··· Data provided ···
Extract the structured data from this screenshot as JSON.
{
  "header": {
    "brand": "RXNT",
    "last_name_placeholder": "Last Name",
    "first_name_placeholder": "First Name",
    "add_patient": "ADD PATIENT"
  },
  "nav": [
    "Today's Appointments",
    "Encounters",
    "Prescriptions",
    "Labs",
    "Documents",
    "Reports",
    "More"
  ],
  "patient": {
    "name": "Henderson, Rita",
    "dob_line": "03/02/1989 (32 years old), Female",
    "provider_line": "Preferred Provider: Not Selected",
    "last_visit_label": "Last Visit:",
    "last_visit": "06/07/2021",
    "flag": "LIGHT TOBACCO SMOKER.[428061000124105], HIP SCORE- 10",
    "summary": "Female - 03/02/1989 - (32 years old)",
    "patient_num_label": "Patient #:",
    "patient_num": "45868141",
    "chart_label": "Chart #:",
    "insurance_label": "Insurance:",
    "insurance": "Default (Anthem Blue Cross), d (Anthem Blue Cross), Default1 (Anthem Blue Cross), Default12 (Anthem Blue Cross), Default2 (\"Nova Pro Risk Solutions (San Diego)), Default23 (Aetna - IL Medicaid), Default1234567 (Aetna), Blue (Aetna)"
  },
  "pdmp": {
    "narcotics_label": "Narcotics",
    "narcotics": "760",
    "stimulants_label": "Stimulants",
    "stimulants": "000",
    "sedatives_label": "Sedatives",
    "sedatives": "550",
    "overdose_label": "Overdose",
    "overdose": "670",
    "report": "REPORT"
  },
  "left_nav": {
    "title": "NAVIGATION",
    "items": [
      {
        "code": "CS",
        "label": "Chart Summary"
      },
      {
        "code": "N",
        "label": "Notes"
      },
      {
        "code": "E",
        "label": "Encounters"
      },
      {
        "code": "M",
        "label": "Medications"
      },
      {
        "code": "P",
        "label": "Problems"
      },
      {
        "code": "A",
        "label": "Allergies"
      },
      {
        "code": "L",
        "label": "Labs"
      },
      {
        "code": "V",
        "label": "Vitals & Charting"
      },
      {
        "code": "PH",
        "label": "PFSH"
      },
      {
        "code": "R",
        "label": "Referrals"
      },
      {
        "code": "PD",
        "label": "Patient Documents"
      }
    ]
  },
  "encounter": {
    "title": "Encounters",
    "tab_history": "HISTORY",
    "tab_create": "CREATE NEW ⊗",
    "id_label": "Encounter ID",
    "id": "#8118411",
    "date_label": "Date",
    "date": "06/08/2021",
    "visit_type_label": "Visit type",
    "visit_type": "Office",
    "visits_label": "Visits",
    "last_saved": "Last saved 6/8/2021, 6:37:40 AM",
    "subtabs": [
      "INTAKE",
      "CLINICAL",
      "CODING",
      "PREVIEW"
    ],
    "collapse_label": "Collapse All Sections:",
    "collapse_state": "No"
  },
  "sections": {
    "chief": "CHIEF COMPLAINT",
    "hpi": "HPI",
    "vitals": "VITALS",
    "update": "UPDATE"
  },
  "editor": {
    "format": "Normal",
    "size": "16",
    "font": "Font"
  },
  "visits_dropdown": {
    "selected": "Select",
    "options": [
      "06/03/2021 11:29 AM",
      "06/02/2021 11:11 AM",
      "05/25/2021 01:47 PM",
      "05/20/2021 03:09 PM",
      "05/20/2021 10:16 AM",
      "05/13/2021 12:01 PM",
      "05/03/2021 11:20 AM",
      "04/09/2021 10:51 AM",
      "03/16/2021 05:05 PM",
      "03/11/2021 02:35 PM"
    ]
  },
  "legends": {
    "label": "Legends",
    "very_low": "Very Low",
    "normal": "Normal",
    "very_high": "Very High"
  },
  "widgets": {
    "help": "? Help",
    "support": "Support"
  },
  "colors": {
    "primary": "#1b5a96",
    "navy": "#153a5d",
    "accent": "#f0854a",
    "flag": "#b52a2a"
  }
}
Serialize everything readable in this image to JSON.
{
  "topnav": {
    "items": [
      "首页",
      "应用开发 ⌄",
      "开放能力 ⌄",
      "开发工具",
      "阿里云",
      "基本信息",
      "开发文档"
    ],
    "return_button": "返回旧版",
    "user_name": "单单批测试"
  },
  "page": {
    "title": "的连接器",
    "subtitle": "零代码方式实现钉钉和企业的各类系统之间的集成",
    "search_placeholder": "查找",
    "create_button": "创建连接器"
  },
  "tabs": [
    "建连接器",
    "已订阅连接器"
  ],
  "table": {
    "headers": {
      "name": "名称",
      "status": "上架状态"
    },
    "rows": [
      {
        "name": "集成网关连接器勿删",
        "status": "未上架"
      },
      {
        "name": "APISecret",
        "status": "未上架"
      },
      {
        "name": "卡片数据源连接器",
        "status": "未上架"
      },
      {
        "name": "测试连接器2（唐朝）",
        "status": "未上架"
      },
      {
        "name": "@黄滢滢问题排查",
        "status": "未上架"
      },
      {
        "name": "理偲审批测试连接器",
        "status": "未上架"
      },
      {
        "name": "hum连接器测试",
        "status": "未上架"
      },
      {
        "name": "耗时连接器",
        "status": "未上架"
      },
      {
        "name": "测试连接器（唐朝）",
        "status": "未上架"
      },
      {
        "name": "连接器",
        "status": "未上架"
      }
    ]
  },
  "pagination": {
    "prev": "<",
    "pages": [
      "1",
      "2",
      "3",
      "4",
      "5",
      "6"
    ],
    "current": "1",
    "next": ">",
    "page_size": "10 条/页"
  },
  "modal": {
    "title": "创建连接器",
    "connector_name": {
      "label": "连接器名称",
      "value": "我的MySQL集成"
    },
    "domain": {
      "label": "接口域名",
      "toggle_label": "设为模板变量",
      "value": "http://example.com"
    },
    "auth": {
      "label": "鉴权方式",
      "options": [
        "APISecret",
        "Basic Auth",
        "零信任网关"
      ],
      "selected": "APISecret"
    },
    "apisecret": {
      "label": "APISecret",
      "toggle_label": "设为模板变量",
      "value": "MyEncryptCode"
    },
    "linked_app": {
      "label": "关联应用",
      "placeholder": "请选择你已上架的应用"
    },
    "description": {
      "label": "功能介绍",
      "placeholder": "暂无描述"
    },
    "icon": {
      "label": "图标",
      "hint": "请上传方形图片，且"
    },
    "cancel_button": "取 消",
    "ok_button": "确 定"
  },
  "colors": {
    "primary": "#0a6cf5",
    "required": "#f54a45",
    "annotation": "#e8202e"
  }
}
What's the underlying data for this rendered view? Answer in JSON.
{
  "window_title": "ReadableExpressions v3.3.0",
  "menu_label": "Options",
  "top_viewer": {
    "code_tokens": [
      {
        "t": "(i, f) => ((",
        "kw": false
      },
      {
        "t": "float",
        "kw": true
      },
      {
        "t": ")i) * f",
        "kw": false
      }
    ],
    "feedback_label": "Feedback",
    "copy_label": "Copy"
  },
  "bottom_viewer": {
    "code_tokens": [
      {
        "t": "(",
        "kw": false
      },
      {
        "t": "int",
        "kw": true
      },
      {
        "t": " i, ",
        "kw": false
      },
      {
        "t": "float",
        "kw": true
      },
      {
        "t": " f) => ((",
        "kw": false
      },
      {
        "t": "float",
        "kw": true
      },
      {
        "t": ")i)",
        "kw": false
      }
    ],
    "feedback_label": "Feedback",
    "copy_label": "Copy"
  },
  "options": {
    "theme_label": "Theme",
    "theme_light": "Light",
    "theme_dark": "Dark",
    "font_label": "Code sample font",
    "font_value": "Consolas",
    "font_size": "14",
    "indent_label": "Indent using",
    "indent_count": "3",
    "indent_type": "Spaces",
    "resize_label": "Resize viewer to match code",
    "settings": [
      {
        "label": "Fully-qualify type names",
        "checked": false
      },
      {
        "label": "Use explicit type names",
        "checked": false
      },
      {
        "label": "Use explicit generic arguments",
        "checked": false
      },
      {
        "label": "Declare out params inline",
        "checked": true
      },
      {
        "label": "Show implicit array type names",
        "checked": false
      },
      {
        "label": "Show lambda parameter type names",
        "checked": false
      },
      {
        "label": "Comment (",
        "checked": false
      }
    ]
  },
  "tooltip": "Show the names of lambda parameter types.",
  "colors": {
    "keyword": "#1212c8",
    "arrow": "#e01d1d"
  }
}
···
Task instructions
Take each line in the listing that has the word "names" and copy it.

Answer area
        "label": "Fully-qualify type names",
        "label": "Use explicit type names",
        "label": "Show implicit array type names",
        "label": "Show lambda parameter type names",
  "tooltip": "Show the names of lambda parameter types.",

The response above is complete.